Faithfully repeat all of the records, as they are written below.

════

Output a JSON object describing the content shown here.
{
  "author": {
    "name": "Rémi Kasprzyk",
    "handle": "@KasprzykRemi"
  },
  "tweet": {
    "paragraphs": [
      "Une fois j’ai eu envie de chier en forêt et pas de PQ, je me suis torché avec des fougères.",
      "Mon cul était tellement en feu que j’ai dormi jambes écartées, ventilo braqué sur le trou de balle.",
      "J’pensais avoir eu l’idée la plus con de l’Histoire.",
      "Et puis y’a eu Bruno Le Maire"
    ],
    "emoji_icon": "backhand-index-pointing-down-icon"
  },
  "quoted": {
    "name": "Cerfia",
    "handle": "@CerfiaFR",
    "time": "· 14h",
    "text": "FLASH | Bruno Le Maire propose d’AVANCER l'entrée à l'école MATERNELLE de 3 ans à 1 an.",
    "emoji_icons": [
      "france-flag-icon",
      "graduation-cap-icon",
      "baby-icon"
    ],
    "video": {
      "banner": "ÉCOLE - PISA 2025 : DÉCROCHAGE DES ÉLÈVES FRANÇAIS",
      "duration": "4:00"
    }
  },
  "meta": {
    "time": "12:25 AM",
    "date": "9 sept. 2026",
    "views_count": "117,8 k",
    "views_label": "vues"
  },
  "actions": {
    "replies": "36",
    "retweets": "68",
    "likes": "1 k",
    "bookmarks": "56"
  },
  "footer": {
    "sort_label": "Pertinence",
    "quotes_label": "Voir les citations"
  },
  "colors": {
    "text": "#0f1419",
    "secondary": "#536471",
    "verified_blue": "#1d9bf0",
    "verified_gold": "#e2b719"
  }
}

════

### Answer box
Output a JSON object describing the content shown here.
{
  "author": {
    "name": "Rémi Kasprzyk",
    "handle": "@KasprzykRemi"
  },
  "tweet": {
    "paragraphs": [
      "Une fois j’ai eu envie de chier en forêt et pas de PQ, je me suis torché avec des fougères.",
      "Mon cul était tellement en feu que j’ai dormi jambes écartées, ventilo braqué sur le trou de balle.",
      "J’pensais avoir eu l’idée la plus con de l’Histoire.",
      "Et puis y’a eu Bruno Le Maire"
    ],
    "emoji_icon": "backhand-index-pointing-down-icon"
  },
  "quoted": {
    "name": "Cerfia",
    "handle": "@CerfiaFR",
    "time": "· 14h",
    "text": "FLASH | Bruno Le Maire propose d’AVANCER l'entrée à l'école MATERNELLE de 3 ans à 1 an.",
    "emoji_icons": [
      "france-flag-icon",
      "graduation-cap-icon",
      "baby-icon"
    ],
    "video": {
      "banner": "ÉCOLE - PISA 2025 : DÉCROCHAGE DES ÉLÈVES FRANÇAIS",
      "duration": "4:00"
    }
  },
  "meta": {
    "time": "12:25 AM",
    "date": "9 sept. 2026",
    "views_count": "117,8 k",
    "views_label": "vues"
  },
  "actions": {
    "replies": "36",
    "retweets": "68",
    "likes": "1 k",
    "bookmarks": "56"
  },
  "footer": {
    "sort_label": "Pertinence",
    "quotes_label": "Voir les citations"
  },
  "colors": {
    "text": "#0f1419",
    "secondary": "#536471",
    "verified_blue": "#1d9bf0",
    "verified_gold": "#e2b719"
  }
}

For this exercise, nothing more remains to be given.